Bangladesh, Chad Top
List of Corrupt Nations
LONDON -- Bangladesh and Chad were ranked most corrupt on a global watchdog group's annual list of corruption levels in 159 nations, released Tuesday. Iceland was ranked least corrupt.
Corruption undermines efforts to eradicate poverty, with graft by public officials hampering attempts to raise living standards, Transparency International said.
To form its annual corruption index, the group asked businessmen, academics and public officials about how countries they live in or do business with are perceived.
Turkmenistan, Burma, Haiti, Nigeria, Equatorial Guinea, Ivory Coast and Angola joined Chad and Bangladesh as the most corrupt countries, the report said.
After Iceland, the least corrupt were Finland, New Zealand, Denmark, Singapore, Sweden, Switzerland, Norway, Australia and Austria. The United States was ranked 17th.
* NALCHIK, Russia -- Security forces sealed off parts of this southern Russian city after shooting erupted during a search for suspected militants. A suspect in last week's attacks here by alleged Islamic extremists was reported killed in a clash with police.
Residents were advised not to leave their homes if possible, and parents were told to bring children home from school. The regional Interior Ministry told people to carry identity documents, submit to searches by officials and obey police commands to stop their cars.
Militants conducted a series of attacks on police and other government buildings in Nalchik on Thursday.

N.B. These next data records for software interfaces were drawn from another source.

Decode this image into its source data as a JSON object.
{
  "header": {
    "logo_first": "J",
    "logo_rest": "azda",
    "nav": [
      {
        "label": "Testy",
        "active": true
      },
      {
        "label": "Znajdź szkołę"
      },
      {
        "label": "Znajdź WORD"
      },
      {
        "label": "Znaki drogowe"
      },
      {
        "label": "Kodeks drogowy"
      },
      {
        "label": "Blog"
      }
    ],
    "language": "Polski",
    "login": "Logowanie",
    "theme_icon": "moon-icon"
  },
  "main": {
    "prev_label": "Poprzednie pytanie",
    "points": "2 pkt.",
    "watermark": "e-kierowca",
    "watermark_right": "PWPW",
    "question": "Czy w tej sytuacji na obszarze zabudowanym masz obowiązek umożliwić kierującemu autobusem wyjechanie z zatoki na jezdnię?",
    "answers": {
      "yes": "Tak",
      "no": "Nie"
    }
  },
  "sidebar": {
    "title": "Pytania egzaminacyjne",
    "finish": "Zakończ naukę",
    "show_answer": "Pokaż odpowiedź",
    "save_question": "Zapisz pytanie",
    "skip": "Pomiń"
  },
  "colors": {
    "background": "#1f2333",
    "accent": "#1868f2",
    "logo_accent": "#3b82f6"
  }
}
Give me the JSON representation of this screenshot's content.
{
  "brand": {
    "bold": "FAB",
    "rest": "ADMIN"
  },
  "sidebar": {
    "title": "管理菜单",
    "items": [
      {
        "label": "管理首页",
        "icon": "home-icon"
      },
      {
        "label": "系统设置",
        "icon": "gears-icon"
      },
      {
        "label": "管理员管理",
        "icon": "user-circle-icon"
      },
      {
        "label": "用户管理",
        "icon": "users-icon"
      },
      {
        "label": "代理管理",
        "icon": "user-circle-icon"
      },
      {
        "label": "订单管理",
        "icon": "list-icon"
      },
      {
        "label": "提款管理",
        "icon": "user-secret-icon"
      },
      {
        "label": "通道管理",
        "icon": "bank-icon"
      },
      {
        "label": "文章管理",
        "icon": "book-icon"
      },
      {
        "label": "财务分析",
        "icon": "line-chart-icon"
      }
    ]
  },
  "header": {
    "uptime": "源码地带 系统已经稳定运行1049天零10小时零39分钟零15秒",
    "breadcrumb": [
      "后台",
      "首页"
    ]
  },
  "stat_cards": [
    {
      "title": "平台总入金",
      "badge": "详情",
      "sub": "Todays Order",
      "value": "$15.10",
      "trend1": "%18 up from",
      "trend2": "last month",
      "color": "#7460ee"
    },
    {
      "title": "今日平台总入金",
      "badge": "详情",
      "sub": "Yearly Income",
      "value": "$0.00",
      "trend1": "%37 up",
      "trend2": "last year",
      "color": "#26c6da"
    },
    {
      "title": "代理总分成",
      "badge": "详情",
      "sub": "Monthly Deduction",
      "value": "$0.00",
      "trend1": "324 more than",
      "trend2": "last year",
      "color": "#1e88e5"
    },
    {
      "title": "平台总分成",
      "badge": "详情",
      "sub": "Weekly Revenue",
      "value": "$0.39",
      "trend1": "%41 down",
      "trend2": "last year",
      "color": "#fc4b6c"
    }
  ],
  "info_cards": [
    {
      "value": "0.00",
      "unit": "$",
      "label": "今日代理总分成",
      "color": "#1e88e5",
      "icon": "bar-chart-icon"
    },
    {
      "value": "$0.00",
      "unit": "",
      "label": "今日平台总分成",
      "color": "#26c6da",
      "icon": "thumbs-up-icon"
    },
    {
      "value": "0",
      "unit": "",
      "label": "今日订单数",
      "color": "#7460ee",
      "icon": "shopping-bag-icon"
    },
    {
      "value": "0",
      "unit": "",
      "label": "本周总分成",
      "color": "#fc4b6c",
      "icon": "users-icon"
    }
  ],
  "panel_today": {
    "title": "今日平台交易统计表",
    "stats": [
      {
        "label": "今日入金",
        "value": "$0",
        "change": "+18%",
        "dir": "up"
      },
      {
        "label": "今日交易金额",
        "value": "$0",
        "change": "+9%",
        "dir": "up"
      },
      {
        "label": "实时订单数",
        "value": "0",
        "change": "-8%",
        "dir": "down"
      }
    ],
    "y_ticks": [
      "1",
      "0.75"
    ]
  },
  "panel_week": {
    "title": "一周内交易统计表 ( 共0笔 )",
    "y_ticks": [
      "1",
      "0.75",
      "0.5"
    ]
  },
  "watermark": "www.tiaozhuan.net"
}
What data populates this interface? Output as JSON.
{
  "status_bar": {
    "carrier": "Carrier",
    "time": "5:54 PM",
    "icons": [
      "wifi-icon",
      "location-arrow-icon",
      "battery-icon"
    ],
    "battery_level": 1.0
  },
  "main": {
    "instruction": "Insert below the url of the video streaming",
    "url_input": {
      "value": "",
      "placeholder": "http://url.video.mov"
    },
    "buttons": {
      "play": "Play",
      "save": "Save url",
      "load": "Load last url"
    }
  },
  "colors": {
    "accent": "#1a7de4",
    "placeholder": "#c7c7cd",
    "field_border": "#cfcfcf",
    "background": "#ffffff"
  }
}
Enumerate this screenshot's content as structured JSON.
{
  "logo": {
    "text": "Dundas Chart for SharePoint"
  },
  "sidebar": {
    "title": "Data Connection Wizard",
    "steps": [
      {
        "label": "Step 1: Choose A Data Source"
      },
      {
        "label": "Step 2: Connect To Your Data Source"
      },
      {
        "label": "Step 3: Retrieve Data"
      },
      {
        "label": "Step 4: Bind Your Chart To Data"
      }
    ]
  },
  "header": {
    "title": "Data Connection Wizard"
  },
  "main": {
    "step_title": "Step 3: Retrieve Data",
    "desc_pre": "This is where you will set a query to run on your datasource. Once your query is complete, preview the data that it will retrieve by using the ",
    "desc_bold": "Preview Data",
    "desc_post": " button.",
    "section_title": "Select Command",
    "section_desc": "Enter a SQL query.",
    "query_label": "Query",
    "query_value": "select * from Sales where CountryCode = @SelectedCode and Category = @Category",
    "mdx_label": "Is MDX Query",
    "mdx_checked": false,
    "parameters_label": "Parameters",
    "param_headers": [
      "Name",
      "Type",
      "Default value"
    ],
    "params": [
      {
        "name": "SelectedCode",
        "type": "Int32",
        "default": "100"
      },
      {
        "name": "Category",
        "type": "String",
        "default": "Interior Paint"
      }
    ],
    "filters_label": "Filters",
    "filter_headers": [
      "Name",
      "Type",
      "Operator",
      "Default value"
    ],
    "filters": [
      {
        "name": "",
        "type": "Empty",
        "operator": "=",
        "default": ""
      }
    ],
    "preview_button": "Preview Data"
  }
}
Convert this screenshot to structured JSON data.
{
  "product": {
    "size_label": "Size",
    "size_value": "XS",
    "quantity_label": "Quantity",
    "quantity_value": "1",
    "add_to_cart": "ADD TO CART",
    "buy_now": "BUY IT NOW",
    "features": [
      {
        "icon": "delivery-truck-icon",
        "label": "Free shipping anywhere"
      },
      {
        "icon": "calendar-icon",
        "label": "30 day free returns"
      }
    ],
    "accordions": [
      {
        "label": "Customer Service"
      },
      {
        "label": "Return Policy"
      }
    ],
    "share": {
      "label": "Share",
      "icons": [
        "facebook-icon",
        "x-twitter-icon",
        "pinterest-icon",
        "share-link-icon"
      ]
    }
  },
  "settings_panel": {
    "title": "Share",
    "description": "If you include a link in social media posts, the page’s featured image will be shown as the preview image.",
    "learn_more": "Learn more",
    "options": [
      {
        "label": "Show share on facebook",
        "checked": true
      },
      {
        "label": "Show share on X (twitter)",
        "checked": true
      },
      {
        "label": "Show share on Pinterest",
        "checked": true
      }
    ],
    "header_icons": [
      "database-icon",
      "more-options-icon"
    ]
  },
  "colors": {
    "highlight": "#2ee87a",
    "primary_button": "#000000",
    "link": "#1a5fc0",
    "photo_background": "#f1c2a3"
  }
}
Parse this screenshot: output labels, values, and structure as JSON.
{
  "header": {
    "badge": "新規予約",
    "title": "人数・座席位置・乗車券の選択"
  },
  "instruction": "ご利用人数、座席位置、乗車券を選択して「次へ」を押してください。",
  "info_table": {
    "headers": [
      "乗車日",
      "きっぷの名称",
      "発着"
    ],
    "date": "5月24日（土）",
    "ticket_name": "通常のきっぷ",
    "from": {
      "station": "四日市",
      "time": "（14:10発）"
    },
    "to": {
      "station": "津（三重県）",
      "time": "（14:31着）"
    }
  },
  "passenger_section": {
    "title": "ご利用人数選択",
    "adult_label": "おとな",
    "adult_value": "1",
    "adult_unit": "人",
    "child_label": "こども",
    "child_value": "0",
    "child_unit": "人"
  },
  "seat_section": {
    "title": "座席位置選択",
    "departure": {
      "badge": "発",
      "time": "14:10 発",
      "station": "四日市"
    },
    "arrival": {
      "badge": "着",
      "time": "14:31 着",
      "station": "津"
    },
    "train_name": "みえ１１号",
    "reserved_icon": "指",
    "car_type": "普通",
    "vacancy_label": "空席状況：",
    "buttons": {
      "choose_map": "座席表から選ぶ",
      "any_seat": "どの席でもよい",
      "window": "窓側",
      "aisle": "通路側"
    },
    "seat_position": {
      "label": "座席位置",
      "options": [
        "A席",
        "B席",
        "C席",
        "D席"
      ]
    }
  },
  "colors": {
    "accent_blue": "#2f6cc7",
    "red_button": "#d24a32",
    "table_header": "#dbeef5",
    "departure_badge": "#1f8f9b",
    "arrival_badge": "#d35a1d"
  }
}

According to official data, more than 130 people were killed in the fighting.
* PARIS -- France has suspended the former commander of its peacekeeping force in Ivory Coast over an alleged coverup following the death of a local man detained by French troops serving in the West African nation. Defense Minister Michele Alliot-Marie on Monday suspended Henri Poncet, a four-star general who is now commander of France's southwest military district, a ministry spokeswoman said.
* ALMATY, Kazakhstan -- A leading pro-opposition news Web site has been closed by court order, and others have experienced technical problems in the run-up to a presidential election in the Central Asian state.
The Web site, www.navi.kz, was ordered to close last week in a trademark dispute that it said was orchestrated by the government, weeks after a similar case in which a publisher stopped printing seven pro-opposition newspapers.
President Nursultan Nazarbayev, who has ruled the country since 1989, is seeking another seven-year term in the Dec. 4 vote.
THE MIDDLE EAST
* TEHRAN -- Iran said it had arrested more than 20 people in connection with deadly weekend bombings in the south that the government has blamed on Britain. Saturday's blasts outside a shopping mall in the city of Ahvaz killed six people and wounded 100 and have prompted calls from Iran's hard-line press for Tehran to sever ties with London.
* GAZA CITY -- A shadowy Palestinian militant group said it had abducted two alleged collaborators with Israel and threatened to carry out more kidnappings. The announcement by the Knights of the Storm was latest sign of chaos in the Gaza Strip following Israel's withdrawal in August. The gunmen said they were affiliated with Palestinian leader Mahmoud Abbas's Fatah faction.
-- From News Services